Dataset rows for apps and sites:
= = =

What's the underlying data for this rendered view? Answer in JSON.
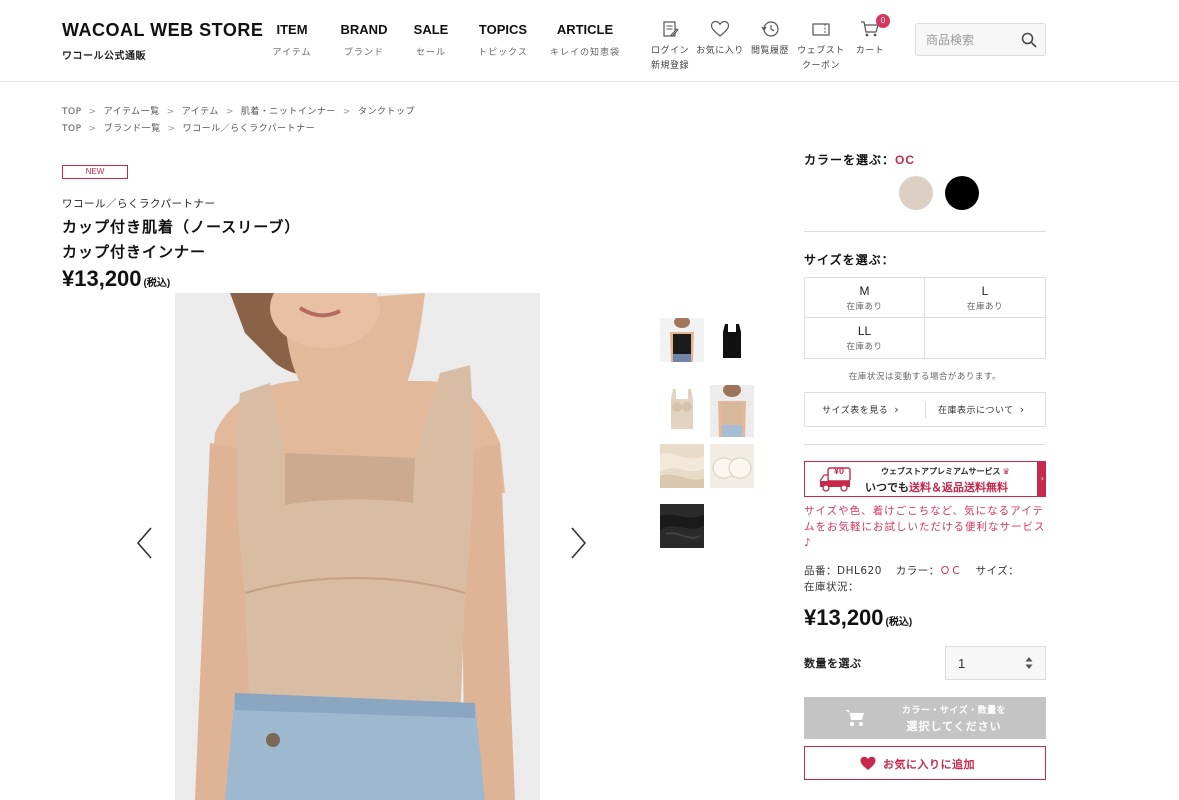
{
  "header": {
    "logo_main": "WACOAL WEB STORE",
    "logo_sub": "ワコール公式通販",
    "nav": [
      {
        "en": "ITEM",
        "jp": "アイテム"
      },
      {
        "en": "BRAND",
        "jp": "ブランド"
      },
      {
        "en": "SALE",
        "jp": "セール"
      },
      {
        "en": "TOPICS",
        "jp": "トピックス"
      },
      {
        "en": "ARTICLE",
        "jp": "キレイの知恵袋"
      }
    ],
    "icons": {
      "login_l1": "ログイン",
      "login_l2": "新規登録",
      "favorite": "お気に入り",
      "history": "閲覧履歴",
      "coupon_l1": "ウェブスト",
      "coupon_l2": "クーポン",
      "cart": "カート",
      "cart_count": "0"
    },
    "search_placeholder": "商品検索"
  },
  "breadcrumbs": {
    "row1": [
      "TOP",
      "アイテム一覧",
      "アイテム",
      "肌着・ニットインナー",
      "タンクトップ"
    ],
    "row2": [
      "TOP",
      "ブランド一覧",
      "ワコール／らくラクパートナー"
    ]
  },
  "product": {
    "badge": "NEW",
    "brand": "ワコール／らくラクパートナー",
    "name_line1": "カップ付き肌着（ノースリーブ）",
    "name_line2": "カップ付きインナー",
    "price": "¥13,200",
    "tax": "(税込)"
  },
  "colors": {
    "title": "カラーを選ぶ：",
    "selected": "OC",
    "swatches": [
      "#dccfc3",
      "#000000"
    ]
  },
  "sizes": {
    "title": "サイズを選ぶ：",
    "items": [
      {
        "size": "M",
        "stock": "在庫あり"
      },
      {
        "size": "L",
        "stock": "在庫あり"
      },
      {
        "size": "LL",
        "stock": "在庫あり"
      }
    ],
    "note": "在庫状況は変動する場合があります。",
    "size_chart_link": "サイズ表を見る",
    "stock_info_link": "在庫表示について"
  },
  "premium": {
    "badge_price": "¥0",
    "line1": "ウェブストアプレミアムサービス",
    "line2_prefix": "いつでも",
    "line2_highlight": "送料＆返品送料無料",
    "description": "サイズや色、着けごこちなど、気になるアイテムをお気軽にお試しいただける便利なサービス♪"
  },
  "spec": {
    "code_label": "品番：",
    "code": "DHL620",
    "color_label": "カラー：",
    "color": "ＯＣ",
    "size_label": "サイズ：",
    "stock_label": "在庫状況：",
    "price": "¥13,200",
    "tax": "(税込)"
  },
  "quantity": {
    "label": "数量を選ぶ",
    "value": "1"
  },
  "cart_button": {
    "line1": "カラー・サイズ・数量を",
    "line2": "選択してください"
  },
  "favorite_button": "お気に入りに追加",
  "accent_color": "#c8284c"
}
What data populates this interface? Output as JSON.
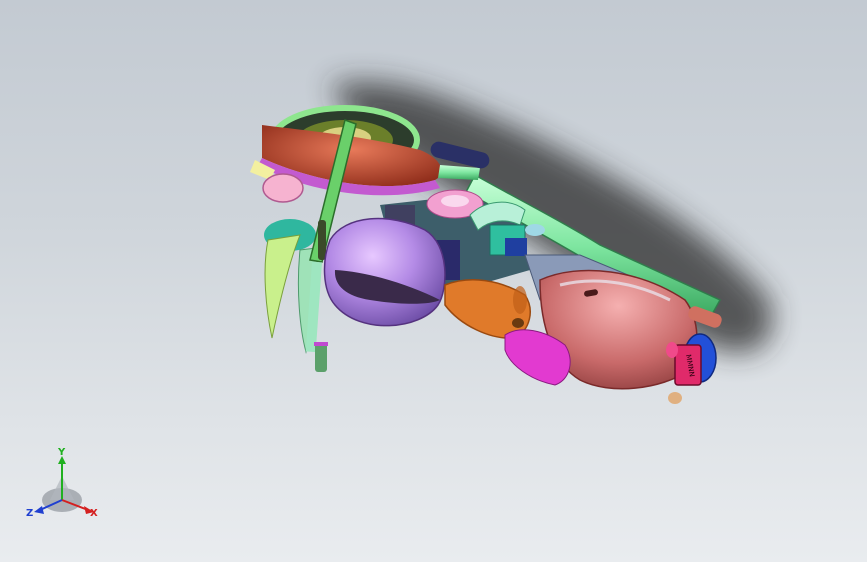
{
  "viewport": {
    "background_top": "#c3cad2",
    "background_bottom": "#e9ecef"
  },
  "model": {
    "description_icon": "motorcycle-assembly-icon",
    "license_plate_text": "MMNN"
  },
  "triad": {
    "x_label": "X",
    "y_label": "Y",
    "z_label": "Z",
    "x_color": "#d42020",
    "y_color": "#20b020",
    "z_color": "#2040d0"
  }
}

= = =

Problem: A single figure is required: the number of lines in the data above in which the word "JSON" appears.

Response: 2